**Work item**
Write out every record below exactly, so that nothing differs from what is shown.

**Data for analysis**
──────────

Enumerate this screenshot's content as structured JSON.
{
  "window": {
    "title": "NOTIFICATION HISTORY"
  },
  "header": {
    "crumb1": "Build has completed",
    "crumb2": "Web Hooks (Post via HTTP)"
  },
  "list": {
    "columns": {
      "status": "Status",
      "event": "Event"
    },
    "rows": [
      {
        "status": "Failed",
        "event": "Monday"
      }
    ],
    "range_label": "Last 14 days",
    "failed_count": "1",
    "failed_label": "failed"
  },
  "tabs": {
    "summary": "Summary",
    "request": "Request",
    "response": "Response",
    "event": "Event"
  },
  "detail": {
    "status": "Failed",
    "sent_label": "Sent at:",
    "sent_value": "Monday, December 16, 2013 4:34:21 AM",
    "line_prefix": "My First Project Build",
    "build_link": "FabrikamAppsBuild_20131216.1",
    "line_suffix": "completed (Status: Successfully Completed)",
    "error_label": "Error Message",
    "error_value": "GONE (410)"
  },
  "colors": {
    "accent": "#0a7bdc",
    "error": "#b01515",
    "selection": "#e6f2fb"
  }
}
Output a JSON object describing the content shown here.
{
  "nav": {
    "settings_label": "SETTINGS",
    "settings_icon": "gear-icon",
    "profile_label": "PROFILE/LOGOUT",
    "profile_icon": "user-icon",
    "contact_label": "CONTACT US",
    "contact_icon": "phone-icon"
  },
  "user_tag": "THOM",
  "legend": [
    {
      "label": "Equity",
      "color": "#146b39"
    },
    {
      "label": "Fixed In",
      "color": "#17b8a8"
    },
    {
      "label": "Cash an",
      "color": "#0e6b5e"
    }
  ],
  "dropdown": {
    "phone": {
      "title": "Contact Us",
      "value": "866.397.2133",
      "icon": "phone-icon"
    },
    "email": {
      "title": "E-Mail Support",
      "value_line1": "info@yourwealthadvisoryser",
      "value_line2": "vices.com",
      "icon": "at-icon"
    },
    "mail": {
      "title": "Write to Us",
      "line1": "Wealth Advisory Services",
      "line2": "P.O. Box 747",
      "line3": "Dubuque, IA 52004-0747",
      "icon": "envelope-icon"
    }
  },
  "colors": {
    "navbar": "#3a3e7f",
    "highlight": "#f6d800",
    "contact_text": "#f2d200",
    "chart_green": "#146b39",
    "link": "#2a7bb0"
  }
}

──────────

**Solution for this problem**
Enumerate this screenshot's content as structured JSON.
{
  "window": {
    "title": "NOTIFICATION HISTORY"
  },
  "header": {
    "crumb1": "Build has completed",
    "crumb2": "Web Hooks (Post via HTTP)"
  },
  "list": {
    "columns": {
      "status": "Status",
      "event": "Event"
    },
    "rows": [
      {
        "status": "Failed",
        "event": "Monday"
      }
    ],
    "range_label": "Last 14 days",
    "failed_count": "1",
    "failed_label": "failed"
  },
  "tabs": {
    "summary": "Summary",
    "request": "Request",
    "response": "Response",
    "event": "Event"
  },
  "detail": {
    "status": "Failed",
    "sent_label": "Sent at:",
    "sent_value": "Monday, December 16, 2013 4:34:21 AM",
    "line_prefix": "My First Project Build",
    "build_link": "FabrikamAppsBuild_20131216.1",
    "line_suffix": "completed (Status: Successfully Completed)",
    "error_label": "Error Message",
    "error_value": "GONE (410)"
  },
  "colors": {
    "accent": "#0a7bdc",
    "error": "#b01515",
    "selection": "#e6f2fb"
  }
}
Output a JSON object describing the content shown here.
{
  "nav": {
    "settings_label": "SETTINGS",
    "settings_icon": "gear-icon",
    "profile_label": "PROFILE/LOGOUT",
    "profile_icon": "user-icon",
    "contact_label": "CONTACT US",
    "contact_icon": "phone-icon"
  },
  "user_tag": "THOM",
  "legend": [
    {
      "label": "Equity",
      "color": "#146b39"
    },
    {
      "label": "Fixed In",
      "color": "#17b8a8"
    },
    {
      "label": "Cash an",
      "color": "#0e6b5e"
    }
  ],
  "dropdown": {
    "phone": {
      "title": "Contact Us",
      "value": "866.397.2133",
      "icon": "phone-icon"
    },
    "email": {
      "title": "E-Mail Support",
      "value_line1": "info@yourwealthadvisoryser",
      "value_line2": "vices.com",
      "icon": "at-icon"
    },
    "mail": {
      "title": "Write to Us",
      "line1": "Wealth Advisory Services",
      "line2": "P.O. Box 747",
      "line3": "Dubuque, IA 52004-0747",
      "icon": "envelope-icon"
    }
  },
  "colors": {
    "navbar": "#3a3e7f",
    "highlight": "#f6d800",
    "contact_text": "#f2d200",
    "chart_green": "#146b39",
    "link": "#2a7bb0"
  }
}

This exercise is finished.